On Rachael’s team, a rift began developing between two parties over the smallest thing: bacon.

“It started off as a bacon war,” Rachael said, “about whether or not the bacon should be soft or crispy – (I know!). “When I got to the bottom of it I found out that one team thought that the other team were deliberately cooking the bacon the opposite way to irritate them.

“I had this epiphany that this is not actually about bacon, it’s about respect.

“And believe it or not, the number one ‘Bacon War’ in Australia is dirty coffee mugs…As we’re living together those little things will drive us bonkers and that’s why: because they’re a symptom of a deeper issue.”

4 – Choose Your Words Carefully

Whether you cohabit with small children, elderly parents, adult siblings, a spouse or a close friend, your words will help create an atmosphere of calm, or fear.

Choose language that instils a sense of security, rather than chaos and fear, suggests Rachael: “I tell my son I have concern, not worry – that’s a different word.”

5 – Project Calm in Your Body Language

Couple cooking by soroush-karimi

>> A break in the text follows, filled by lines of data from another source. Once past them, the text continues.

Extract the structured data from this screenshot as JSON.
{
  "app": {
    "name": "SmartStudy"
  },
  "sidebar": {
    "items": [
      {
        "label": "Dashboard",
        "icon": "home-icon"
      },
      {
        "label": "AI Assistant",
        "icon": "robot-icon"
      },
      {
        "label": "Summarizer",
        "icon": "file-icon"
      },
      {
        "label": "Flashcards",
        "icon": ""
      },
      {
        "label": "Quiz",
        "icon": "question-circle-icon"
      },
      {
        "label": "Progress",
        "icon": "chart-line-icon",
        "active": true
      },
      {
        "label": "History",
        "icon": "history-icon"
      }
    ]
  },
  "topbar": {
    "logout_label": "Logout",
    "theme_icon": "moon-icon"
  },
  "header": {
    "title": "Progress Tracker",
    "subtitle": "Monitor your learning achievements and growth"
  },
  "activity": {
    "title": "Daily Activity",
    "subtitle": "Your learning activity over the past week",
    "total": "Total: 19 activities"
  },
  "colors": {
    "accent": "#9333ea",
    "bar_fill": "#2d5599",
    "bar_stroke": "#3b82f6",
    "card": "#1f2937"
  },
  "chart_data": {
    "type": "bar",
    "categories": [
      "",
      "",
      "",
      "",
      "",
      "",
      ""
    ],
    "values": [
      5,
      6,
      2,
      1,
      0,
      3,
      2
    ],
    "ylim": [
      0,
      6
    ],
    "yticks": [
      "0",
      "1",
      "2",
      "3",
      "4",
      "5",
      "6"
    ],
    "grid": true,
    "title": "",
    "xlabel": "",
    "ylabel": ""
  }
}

Be aware of what your physical stance is communicating: “You need to be poised and calm,” says Rachael. “If the adults in the room are running around the room saying, ‘This is horrible, this is terrible’ the children will pick up on that.”

6 – Lead By Your Behaviour

As an adult in your home, you have a chance to lead well. Your response to circumstances can set the tone for everyone else. “When you’re a leader in a family or community people are watching you,” Rachael says. “They’ll take their [cues] from… the shadow you cast as a leader.”

7 – Focus on What You Can Control, Not What You Can’t

Instead of fretting about things we can’t change, Rachael’s advice is to instead focus on the things that we can influence.

“What we can control is: we can stay home,” said Rachael. “We can control the calmness and the poise, and keeping our family and friends emotionally close.

8 – Help Others; Lead Without A Title

Rachael is a big advocate for taking initiative without needing a title, and without being asked.

“Every one of us can show leadership; every one of us can check in on our elderly neighbour, every one of us can go and get groceries for someone who’s housebound. That’s leadership,” she said. “And we’re going to need every single person to demonstrate that kind of leadership behaviour.

“We all have that capacity and ability, we just might not have seen it in ourselves yet. We don’t think of ourselves as a leader, but ‘cometh the moment cometh the man’ – this is the time where everyone of us needs to step up.”

Rachael’s new book, ‘Respect Trumps Harmony’ is out now.